For the month of August, we are highlighting Ariel Radtke as our Humane Hero of the month.
Ariel was nominated for her extensive volunteer and sponsorship work that she does with shelter animals.
About Ariel Radtke
Ariel is from Macomb, MI. She’s currently working as a Realtor with Keller Williams Platinum.
Ariel has a special thing she does when she’s able to close a home. “Every time I close a home, I sponsor an animal at the HSOM,” Ariel said.
She owns several pets including: a Ball Python, two cats, and three dogs. She has had one of her dogs (Marley) for as long as 8 years and one of her cats (Enzo) for as long as 7 years.
How Ariel Got Started Helping Animals
When asked about how she got started helping animals, Ariel said, “I’ve always had a love for animals and in 2013, my family adopted a Pitbull puppy named Milo.”
Milo helped her to learn how to care for animals. “I was at the age where I could help train him and really understand the care that goes into taking care of an animal,” Ariel said.
From there, she started learning and volunteering at shelters near her college every week.
“I started to educate people on bully breeds and how amazing they can be,” Ariel said.
Interest in Helping Animals
Ariel developed an interest in animals after helping bully breeds have a voice and other animals in the shelter. She developed a passion to show people how amazing these dogs can be.
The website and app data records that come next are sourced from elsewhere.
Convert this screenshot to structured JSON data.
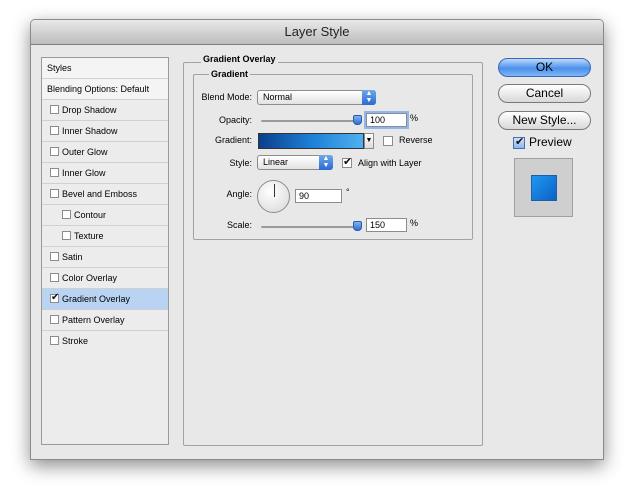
{
  "window": {
    "title": "Layer Style"
  },
  "style_list": {
    "header": "Styles",
    "blending_options": "Blending Options: Default",
    "items": [
      {
        "label": "Drop Shadow",
        "checked": false,
        "indent": false
      },
      {
        "label": "Inner Shadow",
        "checked": false,
        "indent": false
      },
      {
        "label": "Outer Glow",
        "checked": false,
        "indent": false
      },
      {
        "label": "Inner Glow",
        "checked": false,
        "indent": false
      },
      {
        "label": "Bevel and Emboss",
        "checked": false,
        "indent": false
      },
      {
        "label": "Contour",
        "checked": false,
        "indent": true
      },
      {
        "label": "Texture",
        "checked": false,
        "indent": true
      },
      {
        "label": "Satin",
        "checked": false,
        "indent": false
      },
      {
        "label": "Color Overlay",
        "checked": false,
        "indent": false
      },
      {
        "label": "Gradient Overlay",
        "checked": true,
        "indent": false,
        "selected": true
      },
      {
        "label": "Pattern Overlay",
        "checked": false,
        "indent": false
      },
      {
        "label": "Stroke",
        "checked": false,
        "indent": false
      }
    ]
  },
  "panel": {
    "title": "Gradient Overlay",
    "group_title": "Gradient",
    "blend_mode": {
      "label": "Blend Mode:",
      "value": "Normal"
    },
    "opacity": {
      "label": "Opacity:",
      "value": "100",
      "unit": "%",
      "level": 1.0
    },
    "gradient": {
      "label": "Gradient:",
      "colors": [
        "#0b3f8a",
        "#1d7fd6",
        "#4fb0f0"
      ]
    },
    "reverse": {
      "label": "Reverse",
      "checked": false
    },
    "style": {
      "label": "Style:",
      "value": "Linear"
    },
    "align_with_layer": {
      "label": "Align with Layer",
      "checked": true
    },
    "angle": {
      "label": "Angle:",
      "value": "90",
      "unit": "°"
    },
    "scale": {
      "label": "Scale:",
      "value": "150",
      "unit": "%",
      "level": 1.0
    }
  },
  "buttons": {
    "ok": "OK",
    "cancel": "Cancel",
    "new_style": "New Style..."
  },
  "preview": {
    "label": "Preview",
    "checked": true,
    "swatch_color": "#1a7fe0"
  },
  "icons": {
    "dropdown": "chevron-updown-icon",
    "check": "checkmark-icon"
  },
  "colors": {
    "selection": "#b9d4f3",
    "accent": "#3f86e6"
  }
}
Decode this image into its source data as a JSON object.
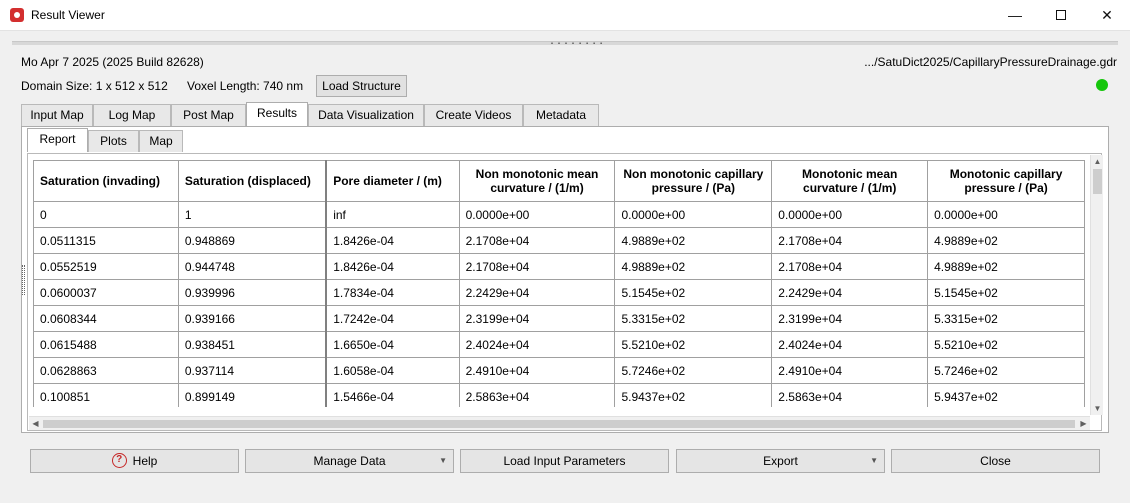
{
  "window": {
    "title": "Result Viewer",
    "minimize_glyph": "—",
    "close_glyph": "✕"
  },
  "splitter_handle": "........",
  "header": {
    "build_info": "Mo Apr 7 2025 (2025 Build 82628)",
    "file_path": ".../SatuDict2025/CapillaryPressureDrainage.gdr",
    "domain_size": "Domain Size: 1 x 512 x 512",
    "voxel_length": "Voxel Length: 740 nm",
    "load_structure_label": "Load Structure",
    "status_color": "#16c60c"
  },
  "main_tabs": [
    {
      "label": "Input Map"
    },
    {
      "label": "Log Map"
    },
    {
      "label": "Post Map"
    },
    {
      "label": "Results",
      "active": true
    },
    {
      "label": "Data Visualization"
    },
    {
      "label": "Create Videos"
    },
    {
      "label": "Metadata"
    }
  ],
  "sub_tabs": [
    {
      "label": "Report",
      "active": true
    },
    {
      "label": "Plots"
    },
    {
      "label": "Map"
    }
  ],
  "table": {
    "columns": [
      "Saturation (invading)",
      "Saturation (displaced)",
      "Pore diameter / (m)",
      "Non monotonic mean curvature / (1/m)",
      "Non monotonic capillary pressure / (Pa)",
      "Monotonic mean curvature / (1/m)",
      "Monotonic capillary pressure / (Pa)"
    ],
    "rows": [
      [
        "0",
        "1",
        "inf",
        "0.0000e+00",
        "0.0000e+00",
        "0.0000e+00",
        "0.0000e+00"
      ],
      [
        "0.0511315",
        "0.948869",
        "1.8426e-04",
        "2.1708e+04",
        "4.9889e+02",
        "2.1708e+04",
        "4.9889e+02"
      ],
      [
        "0.0552519",
        "0.944748",
        "1.8426e-04",
        "2.1708e+04",
        "4.9889e+02",
        "2.1708e+04",
        "4.9889e+02"
      ],
      [
        "0.0600037",
        "0.939996",
        "1.7834e-04",
        "2.2429e+04",
        "5.1545e+02",
        "2.2429e+04",
        "5.1545e+02"
      ],
      [
        "0.0608344",
        "0.939166",
        "1.7242e-04",
        "2.3199e+04",
        "5.3315e+02",
        "2.3199e+04",
        "5.3315e+02"
      ],
      [
        "0.0615488",
        "0.938451",
        "1.6650e-04",
        "2.4024e+04",
        "5.5210e+02",
        "2.4024e+04",
        "5.5210e+02"
      ],
      [
        "0.0628863",
        "0.937114",
        "1.6058e-04",
        "2.4910e+04",
        "5.7246e+02",
        "2.4910e+04",
        "5.7246e+02"
      ],
      [
        "0.100851",
        "0.899149",
        "1.5466e-04",
        "2.5863e+04",
        "5.9437e+02",
        "2.5863e+04",
        "5.9437e+02"
      ],
      [
        "",
        "",
        "",
        "",
        "",
        "",
        ""
      ]
    ]
  },
  "buttons": {
    "help": "Help",
    "help_icon_glyph": "?",
    "manage_data": "Manage Data",
    "load_input_parameters": "Load Input Parameters",
    "export": "Export",
    "close": "Close"
  },
  "icons": {
    "app": "app-logo-icon",
    "help": "help-circle-icon",
    "dropdown": "caret-down-icon",
    "scroll_up": "arrow-up-icon",
    "scroll_down": "arrow-down-icon",
    "scroll_left": "arrow-left-icon",
    "scroll_right": "arrow-right-icon"
  }
}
“The amount of cats and dogs that are in shelters and don’t get out is devastating. If I can make that animals day a little brighter, then I feel like I made a small change in their life,” Ariel said.
She didn’t stop there. Ariel also started educating people on what force free, fear free positive reinforcement training is and how beneficial it is.
She’s even super passionate about mental health in shelter dogs and educating people on that.
As of today, she has been helping animals for 8 years and she’s still volunteering. She has been volunteering with the Humane Society of Macomb.
“ I love helping with shelter school, I sit on the board for Teachers Pet, and love helping teach positive reinforcement dog training,” Ariel said.
At one point, she did an internship through Leader Dogs for the Blind in college working in their puppy prison program.
When Ariel has time, she also loves traveling to the largest no-kill shelter in the country: Best Friends Animal Sanctuary in Utah to volunteer with them.
Ariel also just recently started fostering kittens too!
Ariel has quite a few goals in mind, but she would like to get more involved with the criminal justice system with inmates and shelter dogs.
“My degree is in Criminal Justice and I have worked in prisons around Michigan and job shadowed a rescue that is based in a jail,” Ariel said. During that time, Ariel said the inmates there took care of the shelter dogs 24/7.
At one point, Ariel also helped Teachers Pet start a program over at Oakland Animal Shelter where she helped teach the trustees about dog training and educated them on dog body language and more.
She would love to get a program started at a local prison where she can blend these two worlds together.
When asked about her biggest accomplishment, Ariel said, “My biggest accomplishment I think was helping to start a trustee/volunteer program at Oakland.” This same program has now been brought to the Humane Society of Macomb as well.
She considers this to be a big accomplishment because the more people she can help reach with education and training, the better off the shelter dogs will be and hopefully they will get adopted quicker.
“It makes me so proud and excited to see others get excited for the little moments these dogs have. At the end of the day, we just want the dogs to get into good homes, and by teaching people about bite safety, body language, positive reinforcement, and enrichment, these dogs have a huge chance at getting adopted,” Ariel said.
Ariel’s Most Memorable Moment
“Glenda was the dog that changed my life here,” Ariel said.
At the Humane Society of Macomb, Glenda was the first dog she got a chance to work with that truly challenged her. Glenda made her want to be a better dog trainer and an even better advocate for dogs with mental health issues.
Glenda was Ariel’s dog she worked with while in shelter school. “She honestly is one the dogs that I’ll remember forever,” Ariel said.
In the future, Ariel wants to keep closing homes, so she can keep sponsoring more animals.
“I want to keep advocating for these animals,” Ariel said.
Right now, she is focused on continuing to make Teachers Pet training and shelter schools even better.